We also have 50 dormice boxes, some of which are used by breeding dormice. These are monitored by members who have trained and obtained a Licence from English Nature. This is necessary as Dormice are a protected species. The results are fed into the National Dormouse Recording Scheme.
Nest Box Surveys, Bats
We have tried a few bat boxes, so far without success. (Our only bat so far turned up in a bird box!).
In 1982, a mile-long Nature Trail was created at Treborough Woods and maintained until 1998 when the area was closed to the general public.
The Trail is still used by children who visit Treborough Camp Site and ENHS also monitor a number of nest boxes here. Our picture shows the official opening by the Bishop of Bath and Wells.

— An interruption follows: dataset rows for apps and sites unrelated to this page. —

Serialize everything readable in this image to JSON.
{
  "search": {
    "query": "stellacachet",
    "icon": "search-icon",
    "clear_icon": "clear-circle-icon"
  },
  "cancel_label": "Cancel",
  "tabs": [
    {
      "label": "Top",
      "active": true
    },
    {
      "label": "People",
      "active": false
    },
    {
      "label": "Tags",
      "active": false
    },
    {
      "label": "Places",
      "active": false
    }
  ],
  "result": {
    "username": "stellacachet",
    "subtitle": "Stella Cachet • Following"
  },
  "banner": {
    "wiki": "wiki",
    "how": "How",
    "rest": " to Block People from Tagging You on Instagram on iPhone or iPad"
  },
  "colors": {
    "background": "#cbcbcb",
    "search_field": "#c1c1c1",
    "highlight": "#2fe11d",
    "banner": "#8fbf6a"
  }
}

From 1987 to 1994 ENHS did work at Minehead Warren to create a wildflower walk on a piece of waste ground leased to Minehead Town Council by Butlins Holiday Camp. Unfortunately, this had to be discontinued when the lease ran out and renewal was refused. The picture shows initial work in progress.
On several occasions we have acted to move plants threatened by road widening or forestry work e.g. hundreds of primroses were transplanted at Fair Cross on the Brendons, and primroses (pictured), moschatel and Early Purple Orchids moved back from edge of path to be widened in Tivington Woods.
Regular surveys of birds and flowers keep our records up to date and these are consulted by Planning Authorities via Somerset Environmental Records Centre and Exmoor National Park Authority. Yellowhammers, pictured, were surveyed in year 2000.
On many occasions we have been asked by Landowners, including the National Trust and Exmoor National Park to carry out a specific survey. We have done this at Ashton Brake, Glenthorne, Oare, Culbone Woods, Horner Woods, and many small plots of land.